How to make big decisions with confidence
When you’re the boss, you are expected to make big decisions. Unfortunately, it’s very possible to reach the pinnacle of your career without having to make big decisions on your own. If you are facing such a task for the first time, it’s important that you keep these five tips in mind about how leaders make big decisions with confidence.
1. Reverse your role
If you want to act with confidence, take a moment to look at things from the bottom. Think about how you receive news of change when others give it to you. Do you immediately question them? Do you doubt their every move? If you are like most people, you probably don’t. The people to whom you announce your big decisions likely feel the same way about the things you do. If you can remember how people actually react to major decisions, you can be more confident in delivering the news.
2. Own your decisions

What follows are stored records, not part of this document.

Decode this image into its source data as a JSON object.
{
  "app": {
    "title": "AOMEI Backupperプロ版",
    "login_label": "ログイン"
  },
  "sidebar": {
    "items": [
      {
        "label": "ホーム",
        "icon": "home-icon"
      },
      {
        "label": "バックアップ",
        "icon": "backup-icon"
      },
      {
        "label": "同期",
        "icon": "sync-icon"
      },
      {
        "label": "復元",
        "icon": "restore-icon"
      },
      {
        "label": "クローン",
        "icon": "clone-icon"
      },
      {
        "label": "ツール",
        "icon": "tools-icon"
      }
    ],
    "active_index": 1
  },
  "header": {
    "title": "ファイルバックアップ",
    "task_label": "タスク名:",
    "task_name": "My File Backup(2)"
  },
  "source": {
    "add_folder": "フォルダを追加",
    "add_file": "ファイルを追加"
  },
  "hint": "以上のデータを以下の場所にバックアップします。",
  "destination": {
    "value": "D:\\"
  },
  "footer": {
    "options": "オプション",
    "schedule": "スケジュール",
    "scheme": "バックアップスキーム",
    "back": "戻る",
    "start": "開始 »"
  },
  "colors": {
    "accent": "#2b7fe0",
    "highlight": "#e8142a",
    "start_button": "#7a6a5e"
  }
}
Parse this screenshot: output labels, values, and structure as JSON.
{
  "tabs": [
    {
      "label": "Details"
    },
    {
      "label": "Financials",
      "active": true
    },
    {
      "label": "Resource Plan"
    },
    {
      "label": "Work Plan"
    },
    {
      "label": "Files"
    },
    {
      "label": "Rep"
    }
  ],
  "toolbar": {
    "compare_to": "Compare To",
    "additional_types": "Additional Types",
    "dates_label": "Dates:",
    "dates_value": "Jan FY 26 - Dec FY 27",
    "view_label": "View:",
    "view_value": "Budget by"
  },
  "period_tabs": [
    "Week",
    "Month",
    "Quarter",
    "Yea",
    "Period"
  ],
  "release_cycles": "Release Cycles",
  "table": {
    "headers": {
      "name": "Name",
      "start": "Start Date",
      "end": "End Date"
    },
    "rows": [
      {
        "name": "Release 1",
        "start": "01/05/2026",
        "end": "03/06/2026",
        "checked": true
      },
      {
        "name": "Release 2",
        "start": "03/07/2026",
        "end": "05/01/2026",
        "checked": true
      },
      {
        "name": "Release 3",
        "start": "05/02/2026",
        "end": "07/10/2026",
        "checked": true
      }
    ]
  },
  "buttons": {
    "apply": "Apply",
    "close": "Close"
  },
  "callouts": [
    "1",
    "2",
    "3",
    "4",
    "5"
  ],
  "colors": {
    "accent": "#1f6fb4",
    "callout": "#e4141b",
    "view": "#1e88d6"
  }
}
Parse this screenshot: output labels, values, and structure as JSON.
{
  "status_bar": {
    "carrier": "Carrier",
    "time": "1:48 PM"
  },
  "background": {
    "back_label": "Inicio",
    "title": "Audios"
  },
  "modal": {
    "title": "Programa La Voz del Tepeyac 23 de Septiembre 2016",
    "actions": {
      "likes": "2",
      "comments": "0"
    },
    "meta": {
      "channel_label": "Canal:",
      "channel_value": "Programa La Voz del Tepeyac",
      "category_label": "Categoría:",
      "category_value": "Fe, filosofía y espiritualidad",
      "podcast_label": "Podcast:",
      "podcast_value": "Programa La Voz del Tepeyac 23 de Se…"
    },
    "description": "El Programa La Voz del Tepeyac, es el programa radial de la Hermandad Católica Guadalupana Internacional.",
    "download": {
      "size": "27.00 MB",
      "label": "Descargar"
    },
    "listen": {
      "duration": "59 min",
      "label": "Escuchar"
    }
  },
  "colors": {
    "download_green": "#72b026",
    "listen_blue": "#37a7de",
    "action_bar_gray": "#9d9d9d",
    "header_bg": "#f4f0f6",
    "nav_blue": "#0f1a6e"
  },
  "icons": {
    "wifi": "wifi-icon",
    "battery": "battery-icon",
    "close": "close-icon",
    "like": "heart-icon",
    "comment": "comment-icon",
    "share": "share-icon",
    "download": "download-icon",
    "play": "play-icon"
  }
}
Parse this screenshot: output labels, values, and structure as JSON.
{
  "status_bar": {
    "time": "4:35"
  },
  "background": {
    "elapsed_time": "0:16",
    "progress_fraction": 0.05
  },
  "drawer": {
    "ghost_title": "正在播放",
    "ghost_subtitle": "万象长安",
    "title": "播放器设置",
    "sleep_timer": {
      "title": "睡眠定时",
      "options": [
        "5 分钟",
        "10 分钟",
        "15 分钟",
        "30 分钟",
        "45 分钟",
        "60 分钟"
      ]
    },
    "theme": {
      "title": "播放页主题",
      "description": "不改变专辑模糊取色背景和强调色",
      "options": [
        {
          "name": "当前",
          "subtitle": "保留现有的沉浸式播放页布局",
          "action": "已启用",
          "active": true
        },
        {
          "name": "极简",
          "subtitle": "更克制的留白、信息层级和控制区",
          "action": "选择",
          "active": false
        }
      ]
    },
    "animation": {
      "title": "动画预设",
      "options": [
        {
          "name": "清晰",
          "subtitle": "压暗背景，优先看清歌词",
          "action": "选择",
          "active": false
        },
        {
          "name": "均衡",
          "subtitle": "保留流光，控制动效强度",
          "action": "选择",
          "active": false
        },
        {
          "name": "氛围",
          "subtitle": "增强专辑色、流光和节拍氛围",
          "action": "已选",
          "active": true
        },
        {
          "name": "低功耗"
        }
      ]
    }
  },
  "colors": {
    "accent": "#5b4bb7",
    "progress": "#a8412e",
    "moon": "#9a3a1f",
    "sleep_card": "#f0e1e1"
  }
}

A huge part of confidence is based on the way you carry yourself. If you want to make a big decision with confidence, you have to own the fact that the buck stops with you. You are the be-all and end-all when it comes to these decisions, and it’s perfectly natural for you to take pride in that fact. This doesn’t make you infallible, of course, but it does mean that you can trust yourself with the responsibility that you already have. Allow yourself to own your decisions and you’ll feel more confident when you carry them out.
3. Act on facts
One of the best confidence boosters is knowing that you are right. Before you embark on a major change, make sure you do a little bit of homework. If you work for a company like ACN, for example, you’ll want to do your research on the company’s prior ventures in your areas of exploration. Taking the time to look at cold, hard facts is a good way to remind yourself that you are right – and an even better to way to remember that your decision comes from a place of proper education and expertise.
4. Allow input
Sometimes, it’s a good idea to allow others to buy into your idea. If you’re confident in your own abilities, there’s nothing wrong with allowing others to gain some input. Allowing people to question you might seem like it can undermine your confidence, but it actually builds the perception that you know what you are doing. Allowing input – carefully controlled, of course – allows those who work for you to see that you care about what’s going on enough to put your ego aside. Taking input from others can build up your confidence because it allows you to allow others to work through your processes and come up with similar solutions.
5. Don’t be afraid to fail
Finally, take some time before you announce your decision to think about worst-case scenarios. Realistically, what can happen when you fail? What will you do if the worst comes to pass? Once you have a game plan in place, you can realize that failure probably won’t doom your career or your company. Acting with the knowledge of being about to salvage any situation can give you more confidence when your choices involve taking major risks. Failure is a part of life – and how you manage it will directly impact how confident you seem to others.
Confidence requires practice, effort, and a willingness to take risks. Make intelligent decisions, own your successes and your failures, and don’t be afraid to seek support. If you can do all that, you can move forward with any major decision confidently.